Data excerpts
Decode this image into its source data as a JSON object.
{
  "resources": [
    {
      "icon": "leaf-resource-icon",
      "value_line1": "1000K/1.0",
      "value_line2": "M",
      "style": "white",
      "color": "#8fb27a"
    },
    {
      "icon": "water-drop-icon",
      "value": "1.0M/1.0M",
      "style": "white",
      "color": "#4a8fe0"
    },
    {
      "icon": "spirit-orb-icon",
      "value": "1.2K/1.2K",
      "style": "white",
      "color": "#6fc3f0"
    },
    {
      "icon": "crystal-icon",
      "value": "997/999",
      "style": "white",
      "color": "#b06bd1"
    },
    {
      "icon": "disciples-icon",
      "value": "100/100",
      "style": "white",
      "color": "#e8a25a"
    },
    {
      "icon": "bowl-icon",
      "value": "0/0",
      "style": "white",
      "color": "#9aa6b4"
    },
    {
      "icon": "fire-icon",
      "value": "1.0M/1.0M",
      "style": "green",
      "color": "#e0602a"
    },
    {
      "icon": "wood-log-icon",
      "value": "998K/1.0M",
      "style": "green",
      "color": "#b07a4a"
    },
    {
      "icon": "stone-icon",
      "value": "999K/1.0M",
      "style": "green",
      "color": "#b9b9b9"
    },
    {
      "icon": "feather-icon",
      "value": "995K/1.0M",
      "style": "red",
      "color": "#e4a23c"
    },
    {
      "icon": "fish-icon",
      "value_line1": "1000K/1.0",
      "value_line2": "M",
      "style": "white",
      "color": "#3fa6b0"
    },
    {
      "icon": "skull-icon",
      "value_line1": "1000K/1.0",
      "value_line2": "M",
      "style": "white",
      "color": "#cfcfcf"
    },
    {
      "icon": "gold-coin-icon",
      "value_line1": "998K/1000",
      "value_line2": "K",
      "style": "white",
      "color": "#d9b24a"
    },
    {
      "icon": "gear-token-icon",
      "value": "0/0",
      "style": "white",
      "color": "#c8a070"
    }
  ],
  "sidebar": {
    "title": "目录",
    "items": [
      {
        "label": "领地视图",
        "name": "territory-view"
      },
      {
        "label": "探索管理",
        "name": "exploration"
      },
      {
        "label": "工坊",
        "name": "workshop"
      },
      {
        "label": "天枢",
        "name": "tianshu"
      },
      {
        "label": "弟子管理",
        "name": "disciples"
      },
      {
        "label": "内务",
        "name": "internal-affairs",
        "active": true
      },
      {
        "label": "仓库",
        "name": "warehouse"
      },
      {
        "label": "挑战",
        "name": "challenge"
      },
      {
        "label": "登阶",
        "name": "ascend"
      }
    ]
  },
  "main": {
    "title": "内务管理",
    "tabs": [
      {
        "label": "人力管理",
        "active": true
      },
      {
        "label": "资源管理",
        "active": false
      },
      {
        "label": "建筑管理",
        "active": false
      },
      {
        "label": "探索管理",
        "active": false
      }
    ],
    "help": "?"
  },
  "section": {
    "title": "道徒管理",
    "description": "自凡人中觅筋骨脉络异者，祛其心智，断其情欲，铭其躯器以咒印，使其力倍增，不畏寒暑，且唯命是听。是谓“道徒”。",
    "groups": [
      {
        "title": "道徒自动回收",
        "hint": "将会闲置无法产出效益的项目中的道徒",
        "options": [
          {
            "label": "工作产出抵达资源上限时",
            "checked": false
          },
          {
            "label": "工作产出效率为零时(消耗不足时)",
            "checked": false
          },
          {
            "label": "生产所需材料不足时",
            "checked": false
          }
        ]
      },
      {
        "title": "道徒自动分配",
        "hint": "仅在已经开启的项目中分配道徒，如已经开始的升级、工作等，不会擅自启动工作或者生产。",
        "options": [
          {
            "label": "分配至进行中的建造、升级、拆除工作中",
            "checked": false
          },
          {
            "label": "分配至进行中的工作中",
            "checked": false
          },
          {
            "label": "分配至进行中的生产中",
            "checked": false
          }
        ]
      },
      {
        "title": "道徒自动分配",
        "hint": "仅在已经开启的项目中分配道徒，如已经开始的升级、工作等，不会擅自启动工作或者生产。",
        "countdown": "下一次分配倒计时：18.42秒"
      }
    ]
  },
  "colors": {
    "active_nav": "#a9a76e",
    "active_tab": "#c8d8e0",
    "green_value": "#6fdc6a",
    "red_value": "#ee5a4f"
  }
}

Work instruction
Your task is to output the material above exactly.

Expected output
Decode this image into its source data as a JSON object.
{
  "resources": [
    {
      "icon": "leaf-resource-icon",
      "value_line1": "1000K/1.0",
      "value_line2": "M",
      "style": "white",
      "color": "#8fb27a"
    },
    {
      "icon": "water-drop-icon",
      "value": "1.0M/1.0M",
      "style": "white",
      "color": "#4a8fe0"
    },
    {
      "icon": "spirit-orb-icon",
      "value": "1.2K/1.2K",
      "style": "white",
      "color": "#6fc3f0"
    },
    {
      "icon": "crystal-icon",
      "value": "997/999",
      "style": "white",
      "color": "#b06bd1"
    },
    {
      "icon": "disciples-icon",
      "value": "100/100",
      "style": "white",
      "color": "#e8a25a"
    },
    {
      "icon": "bowl-icon",
      "value": "0/0",
      "style": "white",
      "color": "#9aa6b4"
    },
    {
      "icon": "fire-icon",
      "value": "1.0M/1.0M",
      "style": "green",
      "color": "#e0602a"
    },
    {
      "icon": "wood-log-icon",
      "value": "998K/1.0M",
      "style": "green",
      "color": "#b07a4a"
    },
    {
      "icon": "stone-icon",
      "value": "999K/1.0M",
      "style": "green",
      "color": "#b9b9b9"
    },
    {
      "icon": "feather-icon",
      "value": "995K/1.0M",
      "style": "red",
      "color": "#e4a23c"
    },
    {
      "icon": "fish-icon",
      "value_line1": "1000K/1.0",
      "value_line2": "M",
      "style": "white",
      "color": "#3fa6b0"
    },
    {
      "icon": "skull-icon",
      "value_line1": "1000K/1.0",
      "value_line2": "M",
      "style": "white",
      "color": "#cfcfcf"
    },
    {
      "icon": "gold-coin-icon",
      "value_line1": "998K/1000",
      "value_line2": "K",
      "style": "white",
      "color": "#d9b24a"
    },
    {
      "icon": "gear-token-icon",
      "value": "0/0",
      "style": "white",
      "color": "#c8a070"
    }
  ],
  "sidebar": {
    "title": "目录",
    "items": [
      {
        "label": "领地视图",
        "name": "territory-view"
      },
      {
        "label": "探索管理",
        "name": "exploration"
      },
      {
        "label": "工坊",
        "name": "workshop"
      },
      {
        "label": "天枢",
        "name": "tianshu"
      },
      {
        "label": "弟子管理",
        "name": "disciples"
      },
      {
        "label": "内务",
        "name": "internal-affairs",
        "active": true
      },
      {
        "label": "仓库",
        "name": "warehouse"
      },
      {
        "label": "挑战",
        "name": "challenge"
      },
      {
        "label": "登阶",
        "name": "ascend"
      }
    ]
  },
  "main": {
    "title": "内务管理",
    "tabs": [
      {
        "label": "人力管理",
        "active": true
      },
      {
        "label": "资源管理",
        "active": false
      },
      {
        "label": "建筑管理",
        "active": false
      },
      {
        "label": "探索管理",
        "active": false
      }
    ],
    "help": "?"
  },
  "section": {
    "title": "道徒管理",
    "description": "自凡人中觅筋骨脉络异者，祛其心智，断其情欲，铭其躯器以咒印，使其力倍增，不畏寒暑，且唯命是听。是谓“道徒”。",
    "groups": [
      {
        "title": "道徒自动回收",
        "hint": "将会闲置无法产出效益的项目中的道徒",
        "options": [
          {
            "label": "工作产出抵达资源上限时",
            "checked": false
          },
          {
            "label": "工作产出效率为零时(消耗不足时)",
            "checked": false
          },
          {
            "label": "生产所需材料不足时",
            "checked": false
          }
        ]
      },
      {
        "title": "道徒自动分配",
        "hint": "仅在已经开启的项目中分配道徒，如已经开始的升级、工作等，不会擅自启动工作或者生产。",
        "options": [
          {
            "label": "分配至进行中的建造、升级、拆除工作中",
            "checked": false
          },
          {
            "label": "分配至进行中的工作中",
            "checked": false
          },
          {
            "label": "分配至进行中的生产中",
            "checked": false
          }
        ]
      },
      {
        "title": "道徒自动分配",
        "hint": "仅在已经开启的项目中分配道徒，如已经开始的升级、工作等，不会擅自启动工作或者生产。",
        "countdown": "下一次分配倒计时：18.42秒"
      }
    ]
  },
  "colors": {
    "active_nav": "#a9a76e",
    "active_tab": "#c8d8e0",
    "green_value": "#6fdc6a",
    "red_value": "#ee5a4f"
  }
}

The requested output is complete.